● **Exercise**: One exact copy of the listing, minus the images, is the required answer.

● **Data**:

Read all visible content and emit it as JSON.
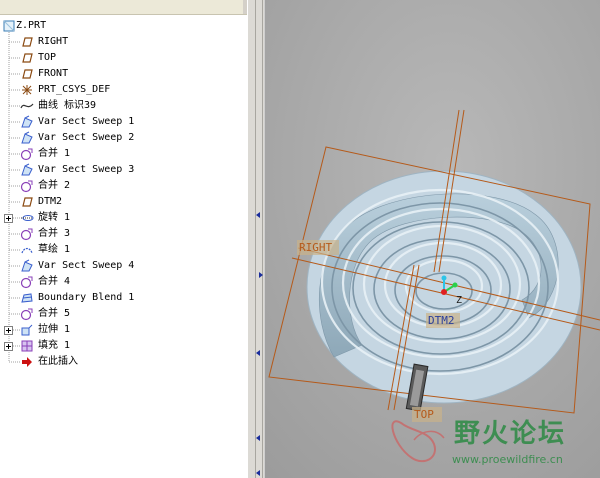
{
  "model_tree": {
    "root": {
      "label": "Z.PRT",
      "icon": "part-icon"
    },
    "items": [
      {
        "label": "RIGHT",
        "icon": "datum-plane-icon",
        "expandable": false
      },
      {
        "label": "TOP",
        "icon": "datum-plane-icon",
        "expandable": false
      },
      {
        "label": "FRONT",
        "icon": "datum-plane-icon",
        "expandable": false
      },
      {
        "label": "PRT_CSYS_DEF",
        "icon": "coordinate-system-icon",
        "expandable": false
      },
      {
        "label": "曲线 标识39",
        "icon": "curve-icon",
        "expandable": false
      },
      {
        "label": "Var Sect Sweep 1",
        "icon": "sweep-icon",
        "expandable": false
      },
      {
        "label": "Var Sect Sweep 2",
        "icon": "sweep-icon",
        "expandable": false
      },
      {
        "label": "合并 1",
        "icon": "merge-icon",
        "expandable": false
      },
      {
        "label": "Var Sect Sweep 3",
        "icon": "sweep-icon",
        "expandable": false
      },
      {
        "label": "合并 2",
        "icon": "merge-icon",
        "expandable": false
      },
      {
        "label": "DTM2",
        "icon": "datum-plane-icon",
        "expandable": false
      },
      {
        "label": "旋转 1",
        "icon": "revolve-icon",
        "expandable": true
      },
      {
        "label": "合并 3",
        "icon": "merge-icon",
        "expandable": false
      },
      {
        "label": "草绘 1",
        "icon": "sketch-icon",
        "expandable": false
      },
      {
        "label": "Var Sect Sweep 4",
        "icon": "sweep-icon",
        "expandable": false
      },
      {
        "label": "合并 4",
        "icon": "merge-icon",
        "expandable": false
      },
      {
        "label": "Boundary Blend 1",
        "icon": "boundary-blend-icon",
        "expandable": false
      },
      {
        "label": "合并 5",
        "icon": "merge-icon",
        "expandable": false
      },
      {
        "label": "拉伸 1",
        "icon": "extrude-icon",
        "expandable": true
      },
      {
        "label": "填充 1",
        "icon": "fill-icon",
        "expandable": true
      },
      {
        "label": "在此插入",
        "icon": "insert-here-arrow-icon",
        "expandable": false
      }
    ]
  },
  "viewport": {
    "datum_labels": {
      "right": "RIGHT",
      "dtm2": "DTM2",
      "top": "TOP",
      "csys": "Z"
    }
  },
  "watermark": {
    "title": "野火论坛",
    "url": "www.proewildfire.cn"
  },
  "colors": {
    "datum_orange": "#b55a1a",
    "viewport_bg": "#a8a8a8",
    "disk": "#c5d6e2",
    "coil": "#a6bfcf",
    "watermark": "#2d8a44",
    "insert_arrow": "#cc1010",
    "icon_blue": "#3a5fcd",
    "icon_purple": "#8a40b8"
  }
}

● **Written response**:
Read all visible content and emit it as JSON.
{
  "model_tree": {
    "root": {
      "label": "Z.PRT",
      "icon": "part-icon"
    },
    "items": [
      {
        "label": "RIGHT",
        "icon": "datum-plane-icon",
        "expandable": false
      },
      {
        "label": "TOP",
        "icon": "datum-plane-icon",
        "expandable": false
      },
      {
        "label": "FRONT",
        "icon": "datum-plane-icon",
        "expandable": false
      },
      {
        "label": "PRT_CSYS_DEF",
        "icon": "coordinate-system-icon",
        "expandable": false
      },
      {
        "label": "曲线 标识39",
        "icon": "curve-icon",
        "expandable": false
      },
      {
        "label": "Var Sect Sweep 1",
        "icon": "sweep-icon",
        "expandable": false
      },
      {
        "label": "Var Sect Sweep 2",
        "icon": "sweep-icon",
        "expandable": false
      },
      {
        "label": "合并 1",
        "icon": "merge-icon",
        "expandable": false
      },
      {
        "label": "Var Sect Sweep 3",
        "icon": "sweep-icon",
        "expandable": false
      },
      {
        "label": "合并 2",
        "icon": "merge-icon",
        "expandable": false
      },
      {
        "label": "DTM2",
        "icon": "datum-plane-icon",
        "expandable": false
      },
      {
        "label": "旋转 1",
        "icon": "revolve-icon",
        "expandable": true
      },
      {
        "label": "合并 3",
        "icon": "merge-icon",
        "expandable": false
      },
      {
        "label": "草绘 1",
        "icon": "sketch-icon",
        "expandable": false
      },
      {
        "label": "Var Sect Sweep 4",
        "icon": "sweep-icon",
        "expandable": false
      },
      {
        "label": "合并 4",
        "icon": "merge-icon",
        "expandable": false
      },
      {
        "label": "Boundary Blend 1",
        "icon": "boundary-blend-icon",
        "expandable": false
      },
      {
        "label": "合并 5",
        "icon": "merge-icon",
        "expandable": false
      },
      {
        "label": "拉伸 1",
        "icon": "extrude-icon",
        "expandable": true
      },
      {
        "label": "填充 1",
        "icon": "fill-icon",
        "expandable": true
      },
      {
        "label": "在此插入",
        "icon": "insert-here-arrow-icon",
        "expandable": false
      }
    ]
  },
  "viewport": {
    "datum_labels": {
      "right": "RIGHT",
      "dtm2": "DTM2",
      "top": "TOP",
      "csys": "Z"
    }
  },
  "watermark": {
    "title": "野火论坛",
    "url": "www.proewildfire.cn"
  },
  "colors": {
    "datum_orange": "#b55a1a",
    "viewport_bg": "#a8a8a8",
    "disk": "#c5d6e2",
    "coil": "#a6bfcf",
    "watermark": "#2d8a44",
    "insert_arrow": "#cc1010",
    "icon_blue": "#3a5fcd",
    "icon_purple": "#8a40b8"
  }
}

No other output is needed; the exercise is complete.